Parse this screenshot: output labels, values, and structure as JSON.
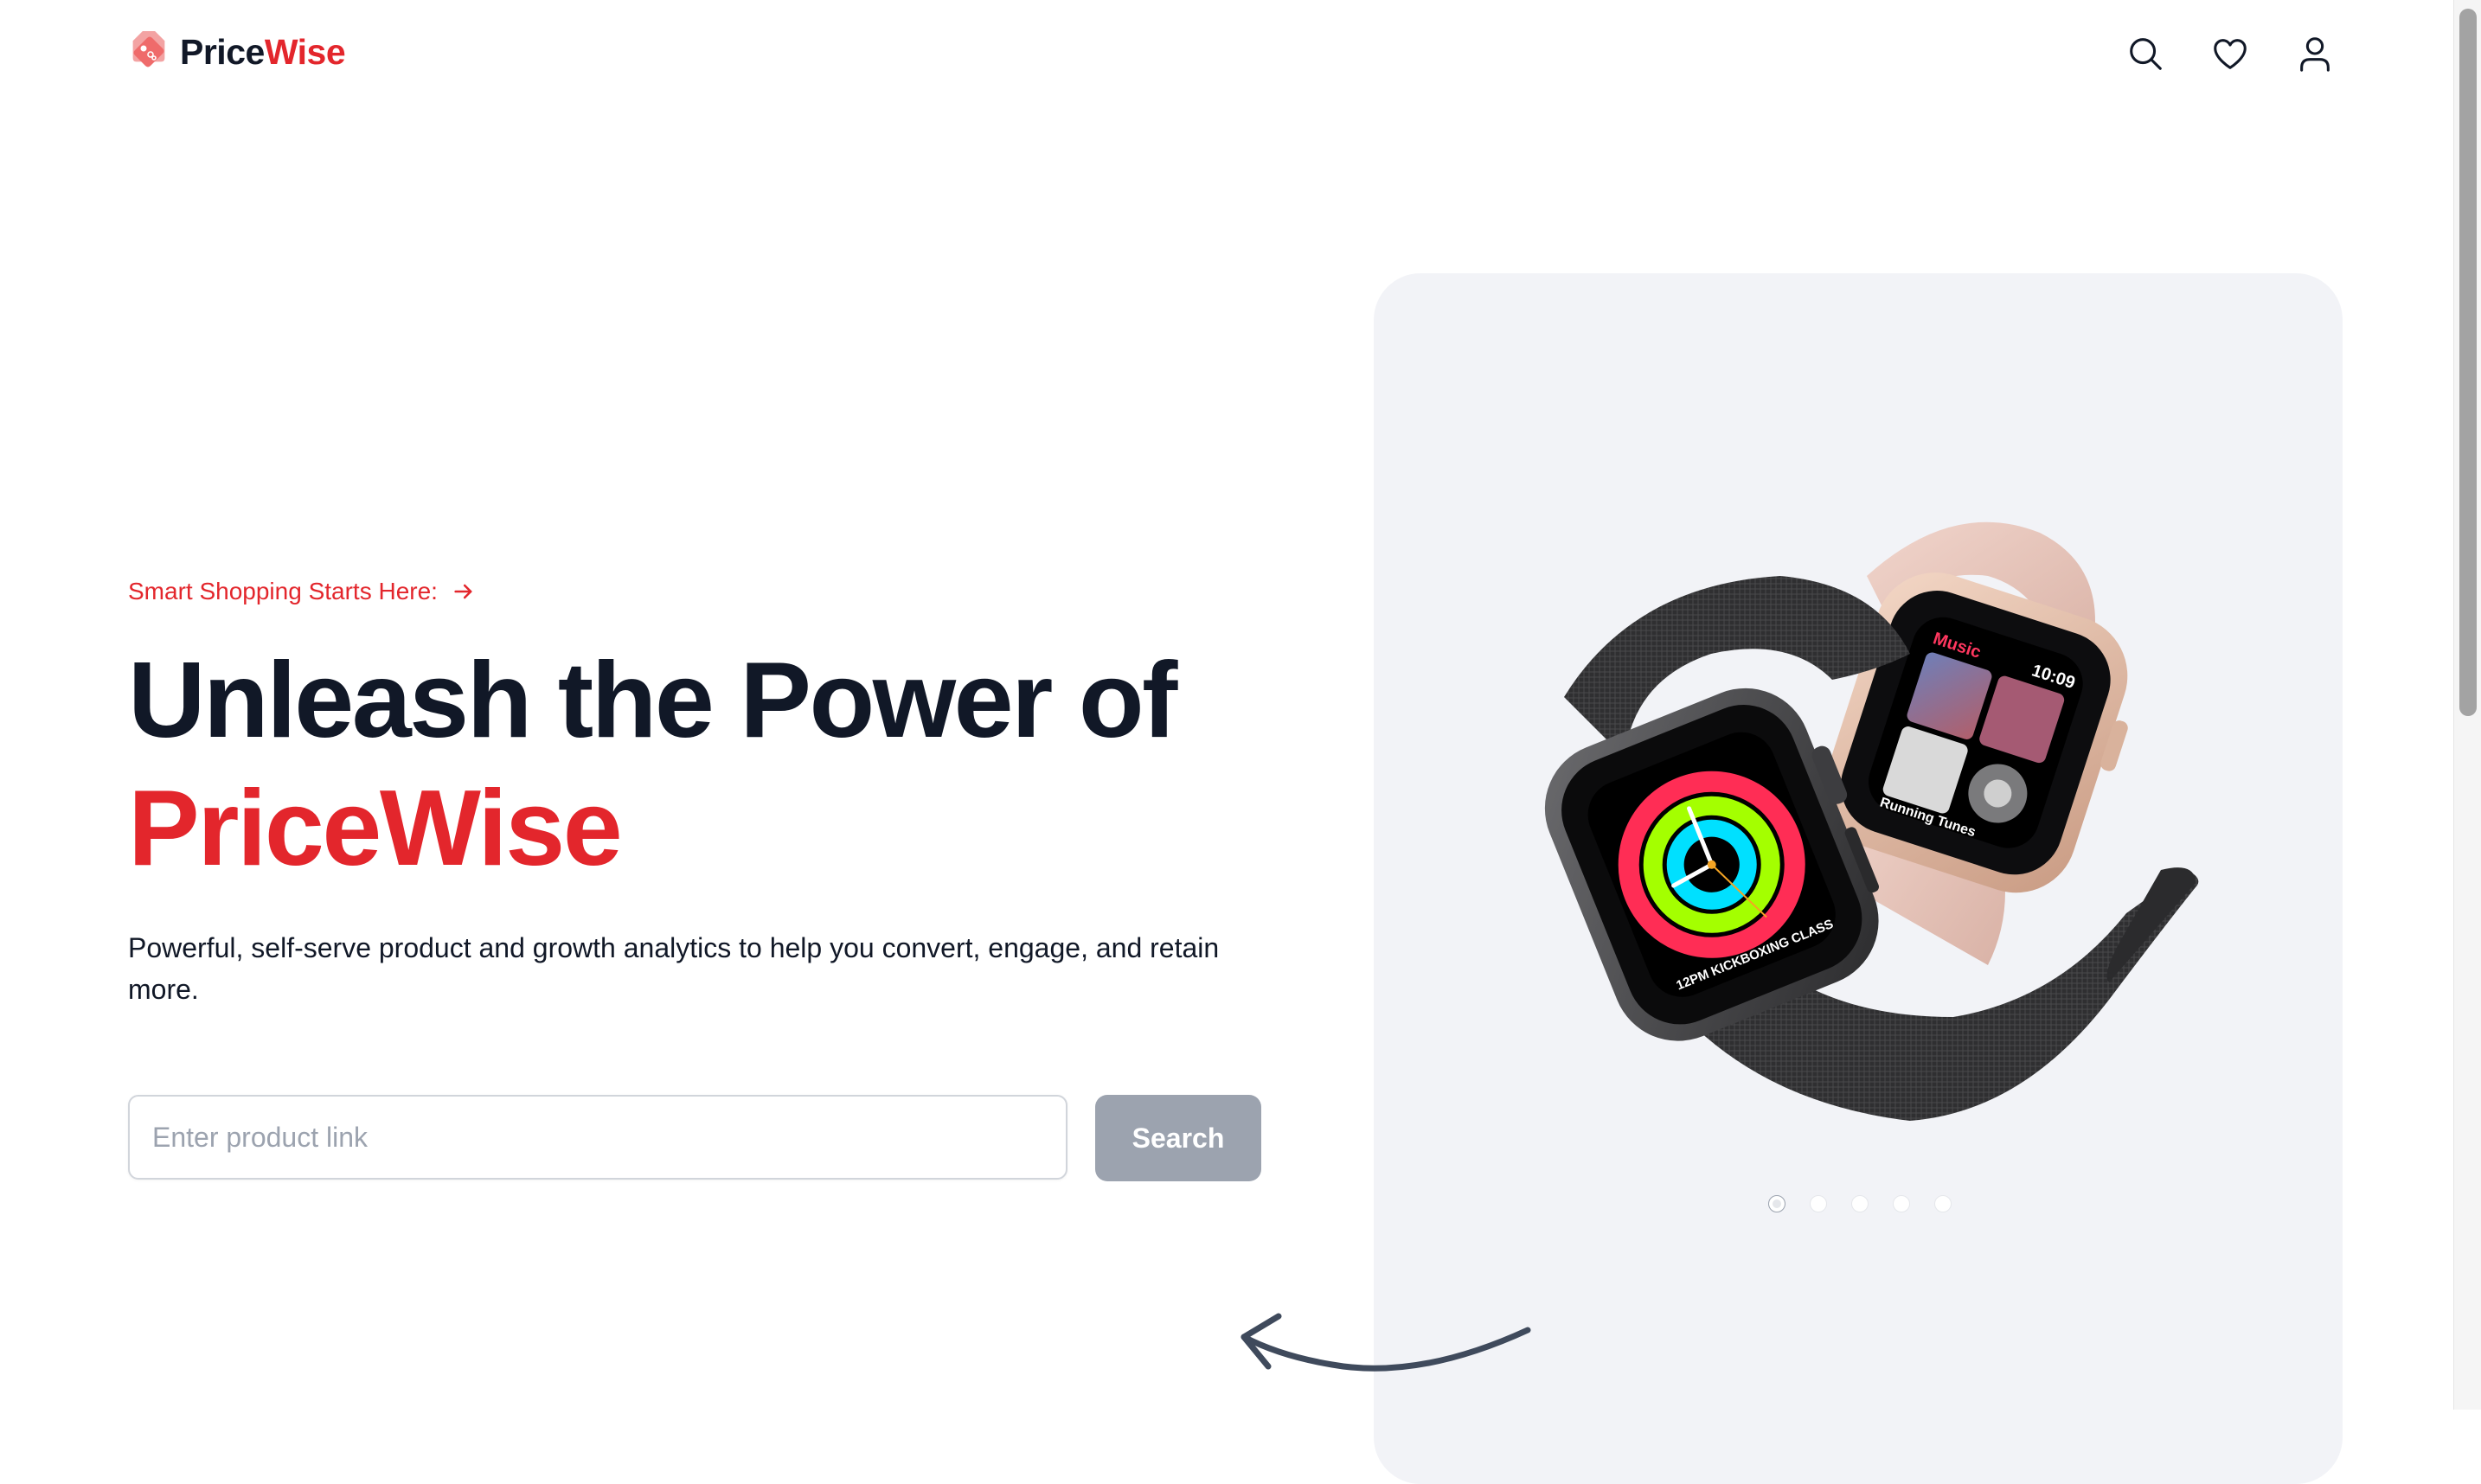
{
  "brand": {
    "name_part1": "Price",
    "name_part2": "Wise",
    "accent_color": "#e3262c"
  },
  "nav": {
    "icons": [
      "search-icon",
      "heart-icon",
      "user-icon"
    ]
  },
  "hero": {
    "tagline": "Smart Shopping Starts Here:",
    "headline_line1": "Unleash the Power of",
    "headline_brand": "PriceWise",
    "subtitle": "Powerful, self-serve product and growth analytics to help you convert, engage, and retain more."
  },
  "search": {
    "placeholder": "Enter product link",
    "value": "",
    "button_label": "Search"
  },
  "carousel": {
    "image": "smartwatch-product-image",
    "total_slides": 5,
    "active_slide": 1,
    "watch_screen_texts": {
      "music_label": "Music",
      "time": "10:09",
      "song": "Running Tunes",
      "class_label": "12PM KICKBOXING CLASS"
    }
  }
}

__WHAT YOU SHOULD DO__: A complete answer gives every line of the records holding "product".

__SOLUTION TO THIS EXERCISE__:
    "subtitle": "Powerful, self-serve product and growth analytics to help you convert, engage, and retain more."
    "placeholder": "Enter product link",
    "image": "smartwatch-product-image",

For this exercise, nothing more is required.